(Data records for software interfaces)
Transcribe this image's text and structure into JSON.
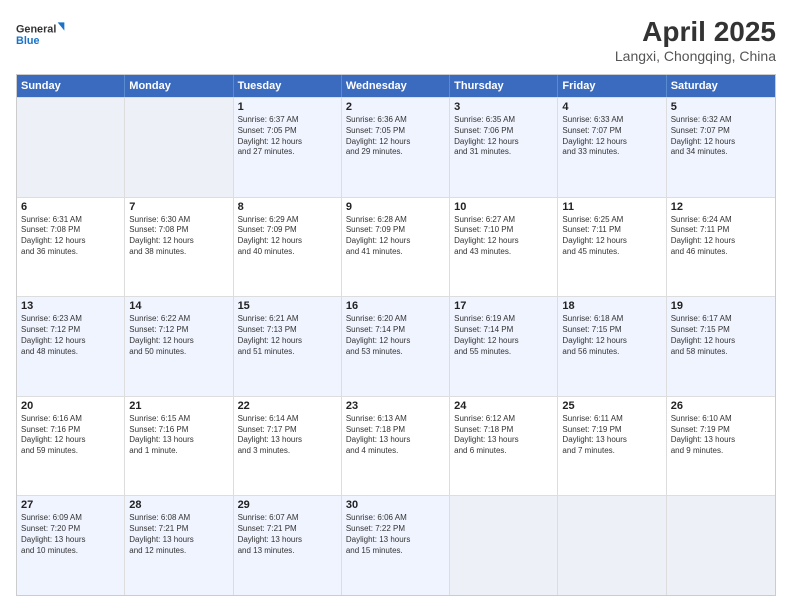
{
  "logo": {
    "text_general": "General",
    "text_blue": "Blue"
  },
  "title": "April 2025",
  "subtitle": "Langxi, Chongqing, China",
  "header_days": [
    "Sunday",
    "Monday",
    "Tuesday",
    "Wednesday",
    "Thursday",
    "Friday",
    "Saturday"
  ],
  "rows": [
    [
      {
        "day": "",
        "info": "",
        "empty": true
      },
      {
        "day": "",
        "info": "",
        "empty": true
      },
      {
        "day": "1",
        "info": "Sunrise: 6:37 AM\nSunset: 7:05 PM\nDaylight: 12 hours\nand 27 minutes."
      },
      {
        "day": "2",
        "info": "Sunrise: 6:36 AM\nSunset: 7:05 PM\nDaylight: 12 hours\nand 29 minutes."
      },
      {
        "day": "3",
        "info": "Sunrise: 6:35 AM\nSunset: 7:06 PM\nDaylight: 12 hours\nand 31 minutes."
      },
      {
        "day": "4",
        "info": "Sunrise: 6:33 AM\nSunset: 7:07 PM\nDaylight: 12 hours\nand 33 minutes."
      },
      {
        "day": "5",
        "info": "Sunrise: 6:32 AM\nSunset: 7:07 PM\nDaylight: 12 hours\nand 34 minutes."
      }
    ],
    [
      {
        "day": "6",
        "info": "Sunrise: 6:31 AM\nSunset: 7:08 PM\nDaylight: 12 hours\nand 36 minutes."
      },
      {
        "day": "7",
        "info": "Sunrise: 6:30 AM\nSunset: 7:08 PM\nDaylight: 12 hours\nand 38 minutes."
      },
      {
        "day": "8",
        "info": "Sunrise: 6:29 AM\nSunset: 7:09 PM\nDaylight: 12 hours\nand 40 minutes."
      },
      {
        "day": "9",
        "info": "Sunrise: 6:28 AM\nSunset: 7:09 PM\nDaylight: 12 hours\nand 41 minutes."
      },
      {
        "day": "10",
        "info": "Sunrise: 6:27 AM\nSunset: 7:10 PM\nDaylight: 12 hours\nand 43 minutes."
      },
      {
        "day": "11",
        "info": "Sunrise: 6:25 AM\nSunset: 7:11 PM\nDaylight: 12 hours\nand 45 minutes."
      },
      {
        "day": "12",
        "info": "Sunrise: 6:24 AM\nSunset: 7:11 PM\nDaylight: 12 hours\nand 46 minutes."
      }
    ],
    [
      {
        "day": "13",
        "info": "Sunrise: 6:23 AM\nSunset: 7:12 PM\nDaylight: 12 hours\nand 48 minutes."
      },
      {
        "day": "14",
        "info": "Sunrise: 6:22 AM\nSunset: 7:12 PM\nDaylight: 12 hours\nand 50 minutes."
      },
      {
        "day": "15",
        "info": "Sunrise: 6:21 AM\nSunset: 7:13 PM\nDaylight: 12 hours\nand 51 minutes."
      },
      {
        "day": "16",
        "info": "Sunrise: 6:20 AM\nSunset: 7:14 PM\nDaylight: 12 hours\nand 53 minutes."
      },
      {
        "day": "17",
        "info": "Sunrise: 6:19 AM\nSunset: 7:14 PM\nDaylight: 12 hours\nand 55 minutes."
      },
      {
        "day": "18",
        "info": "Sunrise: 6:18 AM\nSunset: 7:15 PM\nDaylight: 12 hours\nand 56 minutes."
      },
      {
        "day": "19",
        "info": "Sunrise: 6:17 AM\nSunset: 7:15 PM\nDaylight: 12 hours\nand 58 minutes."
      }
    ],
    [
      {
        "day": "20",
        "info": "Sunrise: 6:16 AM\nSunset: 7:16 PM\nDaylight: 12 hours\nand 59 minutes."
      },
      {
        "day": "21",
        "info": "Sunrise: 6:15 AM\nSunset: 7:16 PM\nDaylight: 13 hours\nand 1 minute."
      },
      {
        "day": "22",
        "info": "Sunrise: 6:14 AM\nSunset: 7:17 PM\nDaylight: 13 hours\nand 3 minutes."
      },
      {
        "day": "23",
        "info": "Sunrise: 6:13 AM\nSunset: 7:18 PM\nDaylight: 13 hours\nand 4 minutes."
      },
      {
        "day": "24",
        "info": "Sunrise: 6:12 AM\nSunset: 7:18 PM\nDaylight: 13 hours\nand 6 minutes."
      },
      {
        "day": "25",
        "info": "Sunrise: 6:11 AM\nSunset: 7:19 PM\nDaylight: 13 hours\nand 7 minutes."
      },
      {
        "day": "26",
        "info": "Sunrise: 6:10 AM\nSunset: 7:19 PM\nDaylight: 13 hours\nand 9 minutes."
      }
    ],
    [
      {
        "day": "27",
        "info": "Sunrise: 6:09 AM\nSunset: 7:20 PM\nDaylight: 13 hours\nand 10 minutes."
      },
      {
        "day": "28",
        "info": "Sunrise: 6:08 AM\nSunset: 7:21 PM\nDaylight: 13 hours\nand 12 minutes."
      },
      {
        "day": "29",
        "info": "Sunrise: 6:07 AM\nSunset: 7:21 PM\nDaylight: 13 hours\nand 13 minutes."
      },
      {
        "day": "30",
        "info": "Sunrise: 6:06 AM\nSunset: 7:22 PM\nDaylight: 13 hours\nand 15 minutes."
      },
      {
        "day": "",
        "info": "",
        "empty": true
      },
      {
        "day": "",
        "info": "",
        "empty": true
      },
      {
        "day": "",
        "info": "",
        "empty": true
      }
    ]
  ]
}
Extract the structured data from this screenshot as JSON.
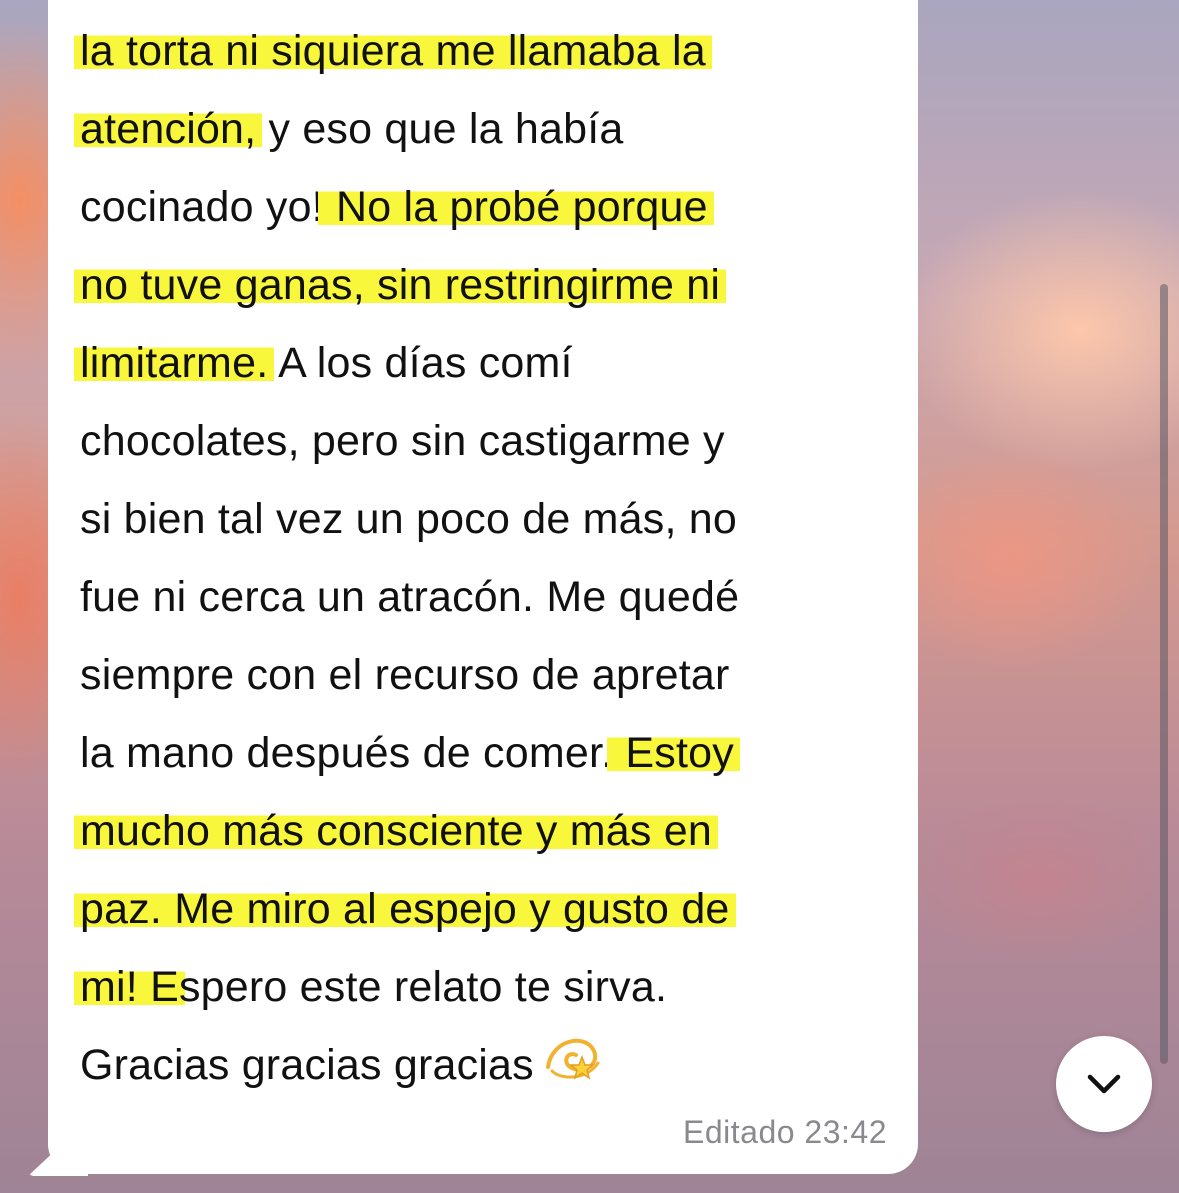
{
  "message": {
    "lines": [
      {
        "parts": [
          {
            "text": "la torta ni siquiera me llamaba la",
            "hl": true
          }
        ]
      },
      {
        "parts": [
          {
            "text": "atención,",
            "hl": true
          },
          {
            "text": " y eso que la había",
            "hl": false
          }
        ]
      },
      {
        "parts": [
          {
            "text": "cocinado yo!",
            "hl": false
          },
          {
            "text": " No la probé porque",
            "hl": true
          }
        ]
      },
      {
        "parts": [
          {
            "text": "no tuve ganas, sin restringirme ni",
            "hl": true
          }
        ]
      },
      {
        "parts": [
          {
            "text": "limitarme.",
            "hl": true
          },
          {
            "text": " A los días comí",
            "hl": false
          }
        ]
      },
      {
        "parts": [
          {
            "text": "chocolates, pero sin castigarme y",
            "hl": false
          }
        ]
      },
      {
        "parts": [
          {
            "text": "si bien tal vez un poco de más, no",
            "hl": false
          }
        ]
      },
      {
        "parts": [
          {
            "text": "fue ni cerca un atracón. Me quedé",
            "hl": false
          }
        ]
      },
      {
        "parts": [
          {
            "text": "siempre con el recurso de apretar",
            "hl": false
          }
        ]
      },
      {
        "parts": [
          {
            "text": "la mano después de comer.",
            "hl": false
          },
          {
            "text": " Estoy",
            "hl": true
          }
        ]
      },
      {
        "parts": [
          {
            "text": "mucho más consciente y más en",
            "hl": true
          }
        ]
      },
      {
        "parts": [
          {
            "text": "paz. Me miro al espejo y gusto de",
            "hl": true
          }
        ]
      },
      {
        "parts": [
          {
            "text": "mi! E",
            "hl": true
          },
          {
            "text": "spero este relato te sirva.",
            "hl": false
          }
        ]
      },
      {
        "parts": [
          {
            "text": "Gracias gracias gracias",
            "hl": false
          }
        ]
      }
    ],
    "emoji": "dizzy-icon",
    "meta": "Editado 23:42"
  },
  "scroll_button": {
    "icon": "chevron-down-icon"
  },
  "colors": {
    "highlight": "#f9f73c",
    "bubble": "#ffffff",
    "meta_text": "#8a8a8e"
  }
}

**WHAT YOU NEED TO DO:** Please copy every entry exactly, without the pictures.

**OUTPUT OF THE EXERCISE:**
Transcribe this image's text and structure into JSON.
{
  "logo": {
    "text_general": "General",
    "text_blue": "Blue"
  },
  "title": "April 2025",
  "subtitle": "Langxi, Chongqing, China",
  "header_days": [
    "Sunday",
    "Monday",
    "Tuesday",
    "Wednesday",
    "Thursday",
    "Friday",
    "Saturday"
  ],
  "rows": [
    [
      {
        "day": "",
        "info": "",
        "empty": true
      },
      {
        "day": "",
        "info": "",
        "empty": true
      },
      {
        "day": "1",
        "info": "Sunrise: 6:37 AM\nSunset: 7:05 PM\nDaylight: 12 hours\nand 27 minutes."
      },
      {
        "day": "2",
        "info": "Sunrise: 6:36 AM\nSunset: 7:05 PM\nDaylight: 12 hours\nand 29 minutes."
      },
      {
        "day": "3",
        "info": "Sunrise: 6:35 AM\nSunset: 7:06 PM\nDaylight: 12 hours\nand 31 minutes."
      },
      {
        "day": "4",
        "info": "Sunrise: 6:33 AM\nSunset: 7:07 PM\nDaylight: 12 hours\nand 33 minutes."
      },
      {
        "day": "5",
        "info": "Sunrise: 6:32 AM\nSunset: 7:07 PM\nDaylight: 12 hours\nand 34 minutes."
      }
    ],
    [
      {
        "day": "6",
        "info": "Sunrise: 6:31 AM\nSunset: 7:08 PM\nDaylight: 12 hours\nand 36 minutes."
      },
      {
        "day": "7",
        "info": "Sunrise: 6:30 AM\nSunset: 7:08 PM\nDaylight: 12 hours\nand 38 minutes."
      },
      {
        "day": "8",
        "info": "Sunrise: 6:29 AM\nSunset: 7:09 PM\nDaylight: 12 hours\nand 40 minutes."
      },
      {
        "day": "9",
        "info": "Sunrise: 6:28 AM\nSunset: 7:09 PM\nDaylight: 12 hours\nand 41 minutes."
      },
      {
        "day": "10",
        "info": "Sunrise: 6:27 AM\nSunset: 7:10 PM\nDaylight: 12 hours\nand 43 minutes."
      },
      {
        "day": "11",
        "info": "Sunrise: 6:25 AM\nSunset: 7:11 PM\nDaylight: 12 hours\nand 45 minutes."
      },
      {
        "day": "12",
        "info": "Sunrise: 6:24 AM\nSunset: 7:11 PM\nDaylight: 12 hours\nand 46 minutes."
      }
    ],
    [
      {
        "day": "13",
        "info": "Sunrise: 6:23 AM\nSunset: 7:12 PM\nDaylight: 12 hours\nand 48 minutes."
      },
      {
        "day": "14",
        "info": "Sunrise: 6:22 AM\nSunset: 7:12 PM\nDaylight: 12 hours\nand 50 minutes."
      },
      {
        "day": "15",
        "info": "Sunrise: 6:21 AM\nSunset: 7:13 PM\nDaylight: 12 hours\nand 51 minutes."
      },
      {
        "day": "16",
        "info": "Sunrise: 6:20 AM\nSunset: 7:14 PM\nDaylight: 12 hours\nand 53 minutes."
      },
      {
        "day": "17",
        "info": "Sunrise: 6:19 AM\nSunset: 7:14 PM\nDaylight: 12 hours\nand 55 minutes."
      },
      {
        "day": "18",
        "info": "Sunrise: 6:18 AM\nSunset: 7:15 PM\nDaylight: 12 hours\nand 56 minutes."
      },
      {
        "day": "19",
        "info": "Sunrise: 6:17 AM\nSunset: 7:15 PM\nDaylight: 12 hours\nand 58 minutes."
      }
    ],
    [
      {
        "day": "20",
        "info": "Sunrise: 6:16 AM\nSunset: 7:16 PM\nDaylight: 12 hours\nand 59 minutes."
      },
      {
        "day": "21",
        "info": "Sunrise: 6:15 AM\nSunset: 7:16 PM\nDaylight: 13 hours\nand 1 minute."
      },
      {
        "day": "22",
        "info": "Sunrise: 6:14 AM\nSunset: 7:17 PM\nDaylight: 13 hours\nand 3 minutes."
      },
      {
        "day": "23",
        "info": "Sunrise: 6:13 AM\nSunset: 7:18 PM\nDaylight: 13 hours\nand 4 minutes."
      },
      {
        "day": "24",
        "info": "Sunrise: 6:12 AM\nSunset: 7:18 PM\nDaylight: 13 hours\nand 6 minutes."
      },
      {
        "day": "25",
        "info": "Sunrise: 6:11 AM\nSunset: 7:19 PM\nDaylight: 13 hours\nand 7 minutes."
      },
      {
        "day": "26",
        "info": "Sunrise: 6:10 AM\nSunset: 7:19 PM\nDaylight: 13 hours\nand 9 minutes."
      }
    ],
    [
      {
        "day": "27",
        "info": "Sunrise: 6:09 AM\nSunset: 7:20 PM\nDaylight: 13 hours\nand 10 minutes."
      },
      {
        "day": "28",
        "info": "Sunrise: 6:08 AM\nSunset: 7:21 PM\nDaylight: 13 hours\nand 12 minutes."
      },
      {
        "day": "29",
        "info": "Sunrise: 6:07 AM\nSunset: 7:21 PM\nDaylight: 13 hours\nand 13 minutes."
      },
      {
        "day": "30",
        "info": "Sunrise: 6:06 AM\nSunset: 7:22 PM\nDaylight: 13 hours\nand 15 minutes."
      },
      {
        "day": "",
        "info": "",
        "empty": true
      },
      {
        "day": "",
        "info": "",
        "empty": true
      },
      {
        "day": "",
        "info": "",
        "empty": true
      }
    ]
  ]
}
Extract the structured data from this screenshot as JSON.
{
  "message": {
    "lines": [
      {
        "parts": [
          {
            "text": "la torta ni siquiera me llamaba la",
            "hl": true
          }
        ]
      },
      {
        "parts": [
          {
            "text": "atención,",
            "hl": true
          },
          {
            "text": " y eso que la había",
            "hl": false
          }
        ]
      },
      {
        "parts": [
          {
            "text": "cocinado yo!",
            "hl": false
          },
          {
            "text": " No la probé porque",
            "hl": true
          }
        ]
      },
      {
        "parts": [
          {
            "text": "no tuve ganas, sin restringirme ni",
            "hl": true
          }
        ]
      },
      {
        "parts": [
          {
            "text": "limitarme.",
            "hl": true
          },
          {
            "text": " A los días comí",
            "hl": false
          }
        ]
      },
      {
        "parts": [
          {
            "text": "chocolates, pero sin castigarme y",
            "hl": false
          }
        ]
      },
      {
        "parts": [
          {
            "text": "si bien tal vez un poco de más, no",
            "hl": false
          }
        ]
      },
      {
        "parts": [
          {
            "text": "fue ni cerca un atracón. Me quedé",
            "hl": false
          }
        ]
      },
      {
        "parts": [
          {
            "text": "siempre con el recurso de apretar",
            "hl": false
          }
        ]
      },
      {
        "parts": [
          {
            "text": "la mano después de comer.",
            "hl": false
          },
          {
            "text": " Estoy",
            "hl": true
          }
        ]
      },
      {
        "parts": [
          {
            "text": "mucho más consciente y más en",
            "hl": true
          }
        ]
      },
      {
        "parts": [
          {
            "text": "paz. Me miro al espejo y gusto de",
            "hl": true
          }
        ]
      },
      {
        "parts": [
          {
            "text": "mi! E",
            "hl": true
          },
          {
            "text": "spero este relato te sirva.",
            "hl": false
          }
        ]
      },
      {
        "parts": [
          {
            "text": "Gracias gracias gracias",
            "hl": false
          }
        ]
      }
    ],
    "emoji": "dizzy-icon",
    "meta": "Editado 23:42"
  },
  "scroll_button": {
    "icon": "chevron-down-icon"
  },
  "colors": {
    "highlight": "#f9f73c",
    "bubble": "#ffffff",
    "meta_text": "#8a8a8e"
  }
}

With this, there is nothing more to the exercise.